The event, at which a moment of silence for fallen UAE soldiers was observed, was organized by Sharaka, an NGO founded in the wake of the 2020 Abraham Accords to promote people-to-people relations between Israel and its new Arab partners.
“From the land of peace and coexistence, the UAE, we wish all the Jews around the world a happy Hanukkah. Hannukah is about light and hope, and we wish for a better future for all the nations around the world in harmony and peace,” said Sharaka UAE CEO Majid Al Sarrah.
— Sharaka – شراكة (@sharakango) December 1, 2021
On the third night of Hanukkah, November 30, the teachers and students of Mini Miracles Jewish Nursery joined Duchman for candle lighting.
UAE’s National Day is celebrated on December 2 and 3, and marks the federal unification of the country in 1971. It is preceded by the UAE Memorial Day.
There were joint celebrations in Israel too.
On the fourth night of Hanukkah, Sumaiiah AlMeheiri, the first female UAE student to study in Israel, joined dozens of Israelis in Herzliya to celebrate the holiday and UAE’s National Day. The event was organized by Sharaka along with SAWA, the Gulf Israel Student Initiative of Reichman University.
Last year we were at the Burj Khalifa, this year we're at the @expo2020dubai !
Thanks to the leadership of the UAE.
Happy Chanukah! pic.twitter.com/L9fZwXvG3n
— Rabbi Levi Duchman (@RabbiUae) November 28, 2021
On December 2 in Israel, Tel Aviv lit up city hall with the UAE flag and the number 50 in the middle to mark UAE’s 50th anniversary.
“It is incredibly heartwarming to see how our Jewish community in the Emirates keeps growing,” Duchman told the Times of Israel. “We continue to work tirelessly to allow all Jews to live a Jewish life here in the UAE. We enjoy the co-existence and tolerance, and enable all Jews living and visiting here to celebrate, pray, enjoy a Kosher Shabbat meal, and practice their tradition.”
“The synagogues and Beit Tefilahs, kindergartens and schools we have established here allow our Jewish Abu Dhabi and Dubai communities to further thrive and we are ever grateful to the UAE government for this unique and most appreciated cooperation,” he said.
The UAE has made a conspicuous effort to show that the country is safe for Jews and supportive of attempts to build local communal infrastructure. The government is building a synagogue in Abu Dhabi next to a church and mosque, and weddings performed by rabbis are automatically registered by UAE authorities as valid civil marriages.
Days ahead of the signing of the peace treaty between Israel and the UAE, local authorities in Abu Dhabi instructed all hotels in the city to prepare kosher food options.
The Abraham Accords have been credited with encouraging the emergence of Jewish life in the UAE, which used to operate largely beneath the radar.
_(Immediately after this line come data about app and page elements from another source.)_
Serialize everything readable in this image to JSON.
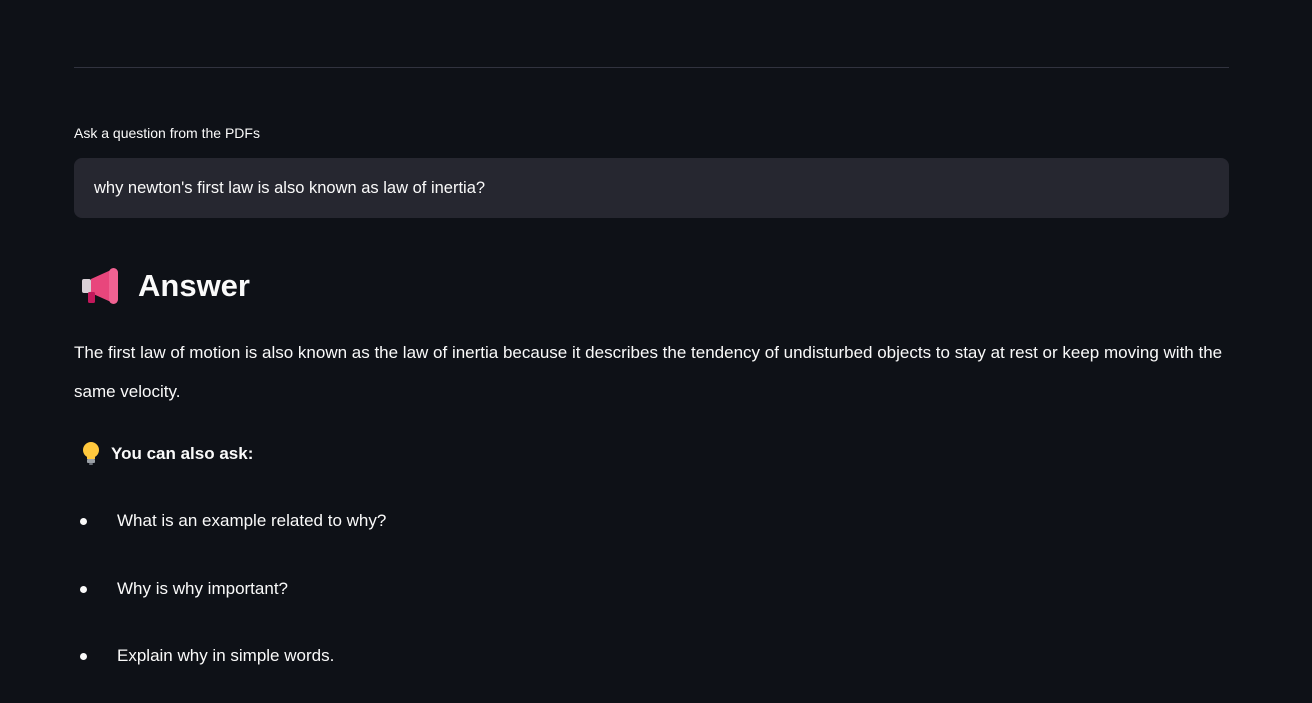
{
  "question": {
    "label": "Ask a question from the PDFs",
    "value": "why newton's first law is also known as law of inertia?"
  },
  "answer": {
    "heading": "Answer",
    "heading_icon": "megaphone-icon",
    "text": "The first law of motion is also known as the law of inertia because it describes the tendency of undisturbed objects to stay at rest or keep moving with the same velocity."
  },
  "suggestions": {
    "heading": "You can also ask:",
    "heading_icon": "lightbulb-icon",
    "items": [
      {
        "label": "What is an example related to why?"
      },
      {
        "label": "Why is why important?"
      },
      {
        "label": "Explain why in simple words."
      }
    ]
  },
  "colors": {
    "background": "#0e1117",
    "input_background": "#262730",
    "text": "#fafafa",
    "divider": "#31333f"
  }
}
Since the accords were signed in August 2020, tens of thousands of Israeli tourists have visited Dubai and Abu Dhabi.